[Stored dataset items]

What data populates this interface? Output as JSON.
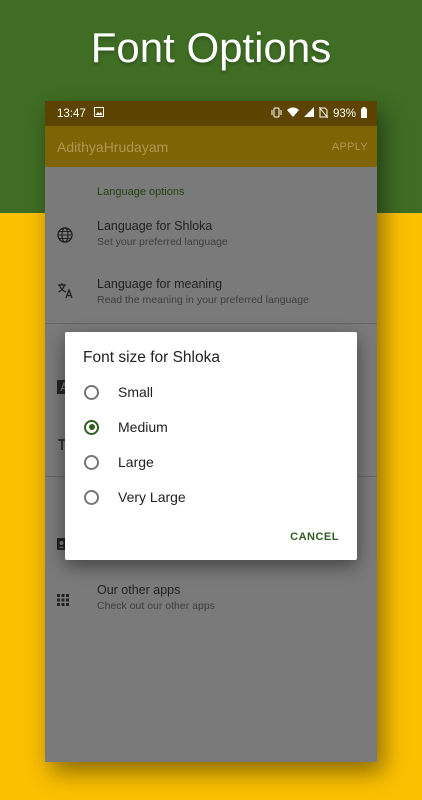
{
  "promo": {
    "title": "Font Options"
  },
  "status": {
    "time": "13:47",
    "battery": "93%"
  },
  "appbar": {
    "title": "AdithyaHrudayam",
    "apply_label": "APPLY"
  },
  "settings": {
    "section_header": "Language options",
    "items": [
      {
        "title": "Language for Shloka",
        "subtitle": "Set your preferred language",
        "icon": "globe-icon"
      },
      {
        "title": "Language for meaning",
        "subtitle": "Read the meaning in your preferred language",
        "icon": "translate-icon"
      }
    ],
    "bottom_item": {
      "title": "Our other apps",
      "subtitle": "Check out our other apps",
      "icon": "apps-grid-icon"
    }
  },
  "dialog": {
    "title": "Font size for Shloka",
    "options": [
      "Small",
      "Medium",
      "Large",
      "Very Large"
    ],
    "selected": "Medium",
    "cancel_label": "CANCEL"
  },
  "colors": {
    "accent": "#2f5e1e",
    "banner_green": "#3f6d24",
    "banner_yellow": "#fbc000"
  }
}
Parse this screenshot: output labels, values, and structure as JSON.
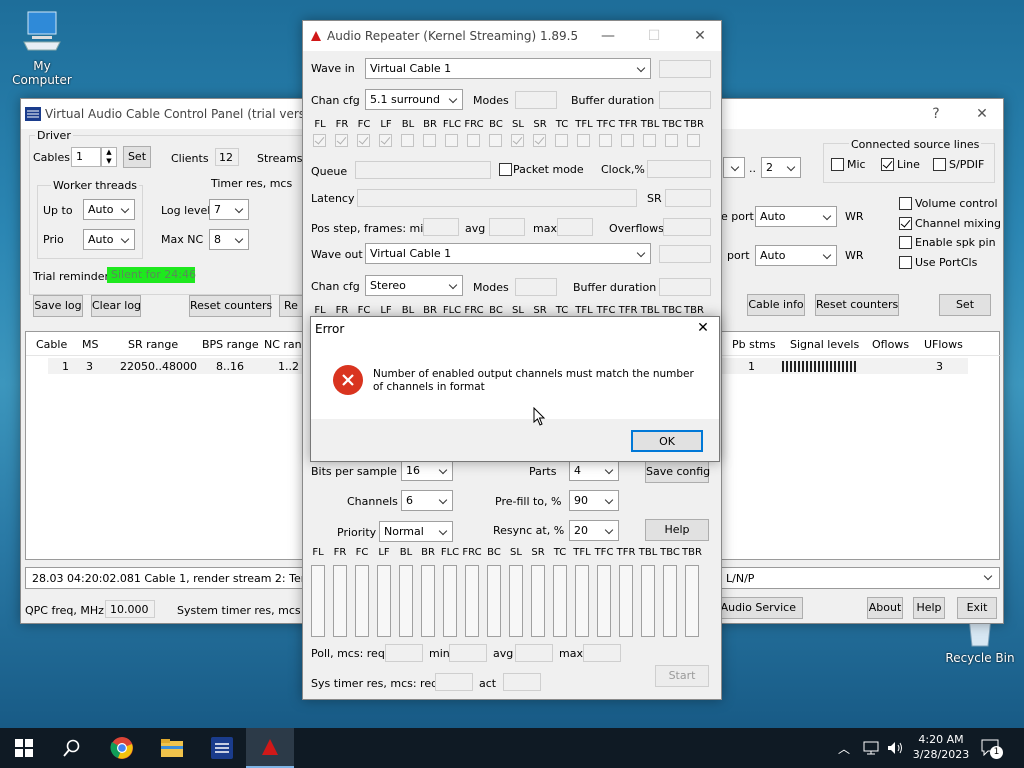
{
  "desktop": {
    "my_computer": "My Computer",
    "recycle_bin": "Recycle Bin"
  },
  "vac": {
    "title": "Virtual Audio Cable Control Panel (trial version)",
    "driver": "Driver",
    "cables": "Cables",
    "cables_val": "1",
    "set": "Set",
    "clients": "Clients",
    "clients_val": "12",
    "streams": "Streams",
    "worker_threads": "Worker threads",
    "up_to": "Up to",
    "up_to_val": "Auto",
    "prio": "Prio",
    "prio_val": "Auto",
    "timer_res": "Timer res, mcs",
    "log_level": "Log level",
    "log_level_val": "7",
    "max_nc": "Max NC",
    "max_nc_val": "8",
    "trial_reminder": "Trial reminder",
    "silent_for": "Silent for 24:46",
    "save_log": "Save log",
    "clear_log": "Clear log",
    "reset_counters": "Reset counters",
    "re": "Re",
    "connected_source_lines": "Connected source lines",
    "mic": "Mic",
    "line": "Line",
    "spdif": "S/PDIF",
    "dots": "..",
    "two": "2",
    "port1": "e port",
    "port2": "port",
    "auto": "Auto",
    "wr": "WR",
    "volume_control": "Volume control",
    "channel_mixing": "Channel mixing",
    "enable_spk_pin": "Enable spk pin",
    "use_portcls": "Use PortCls",
    "cable_info": "Cable info",
    "reset_counters2": "Reset counters",
    "set2": "Set",
    "table": {
      "headers_left": [
        "Cable",
        "MS",
        "SR range",
        "BPS range",
        "NC rang"
      ],
      "row_left": [
        "1",
        "3",
        "22050..48000",
        "8..16",
        "1..2"
      ],
      "headers_right": [
        "Pb stms",
        "Signal levels",
        "Oflows",
        "UFlows"
      ],
      "row_right": [
        "1",
        "",
        "3"
      ]
    },
    "status": "28.03  04:20:02.081  Cable 1, render stream 2: Termina",
    "status_right": "L/N/P",
    "qpc_freq": "QPC freq, MHz",
    "qpc_val": "10.000",
    "sys_timer_res": "System timer res, mcs",
    "audio_service": "t Audio Service",
    "about": "About",
    "help": "Help",
    "exit": "Exit"
  },
  "ar": {
    "title": "Audio Repeater (Kernel Streaming) 1.89.5",
    "wave_in": "Wave in",
    "wave_in_val": "Virtual Cable 1",
    "chan_cfg": "Chan cfg",
    "chan_cfg_in_val": "5.1 surround",
    "modes": "Modes",
    "buffer_duration": "Buffer duration",
    "channels": [
      "FL",
      "FR",
      "FC",
      "LF",
      "BL",
      "BR",
      "FLC",
      "FRC",
      "BC",
      "SL",
      "SR",
      "TC",
      "TFL",
      "TFC",
      "TFR",
      "TBL",
      "TBC",
      "TBR"
    ],
    "queue": "Queue",
    "packet_mode": "Packet mode",
    "clock": "Clock,%",
    "latency": "Latency",
    "sr": "SR",
    "pos_step": "Pos step, frames:  min",
    "avg": "avg",
    "max": "max",
    "overflows": "Overflows",
    "wave_out": "Wave out",
    "wave_out_val": "Virtual Cable 1",
    "chan_cfg_out_val": "Stereo",
    "bits_per_sample": "Bits per sample",
    "bits_val": "16",
    "parts": "Parts",
    "parts_val": "4",
    "save_config": "Save config",
    "channels_lbl": "Channels",
    "channels_val": "6",
    "prefill": "Pre-fill to, %",
    "prefill_val": "90",
    "priority": "Priority",
    "priority_val": "Normal",
    "resync": "Resync at, %",
    "resync_val": "20",
    "help": "Help",
    "poll": "Poll, mcs:  req",
    "min": "min",
    "sys_timer": "Sys timer res, mcs:  req",
    "act": "act",
    "start": "Start"
  },
  "err": {
    "title": "Error",
    "message": "Number of enabled output channels must match the number of channels in format",
    "ok": "OK"
  },
  "taskbar": {
    "time": "4:20 AM",
    "date": "3/28/2023",
    "notif_count": "1"
  },
  "colors": {
    "silent_bg": "#1ee81e",
    "error_red": "#d9341f",
    "ok_border": "#0078d7"
  }
}
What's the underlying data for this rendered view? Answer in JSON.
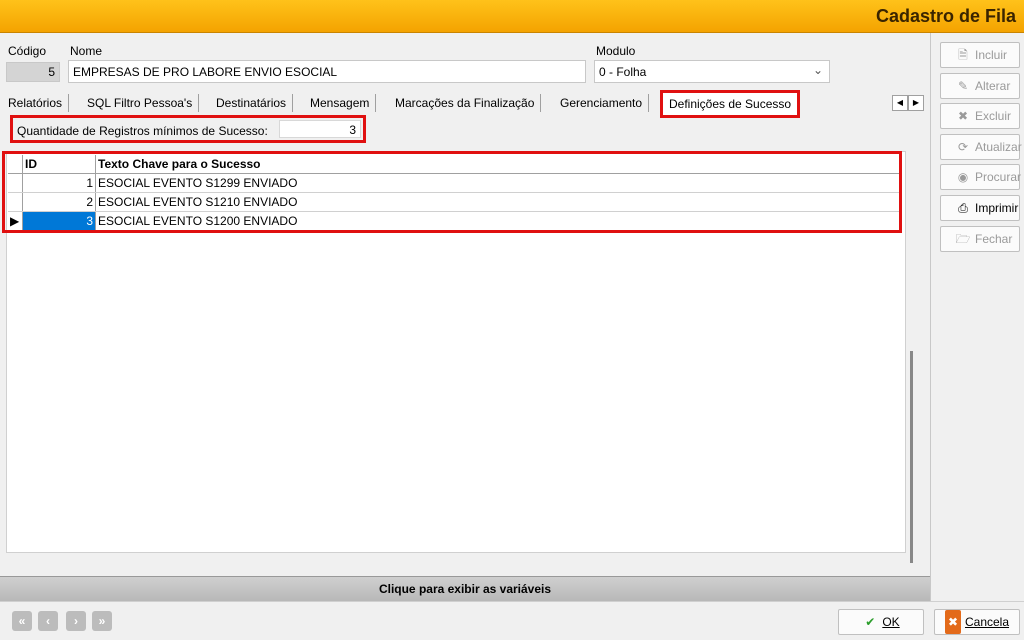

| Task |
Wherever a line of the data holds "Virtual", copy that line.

| Exercise solution |
    "title": "Virtual Audio Cable Control Panel (trial version)",
    "wave_in_val": "Virtual Cable 1",
    "wave_out_val": "Virtual Cable 1",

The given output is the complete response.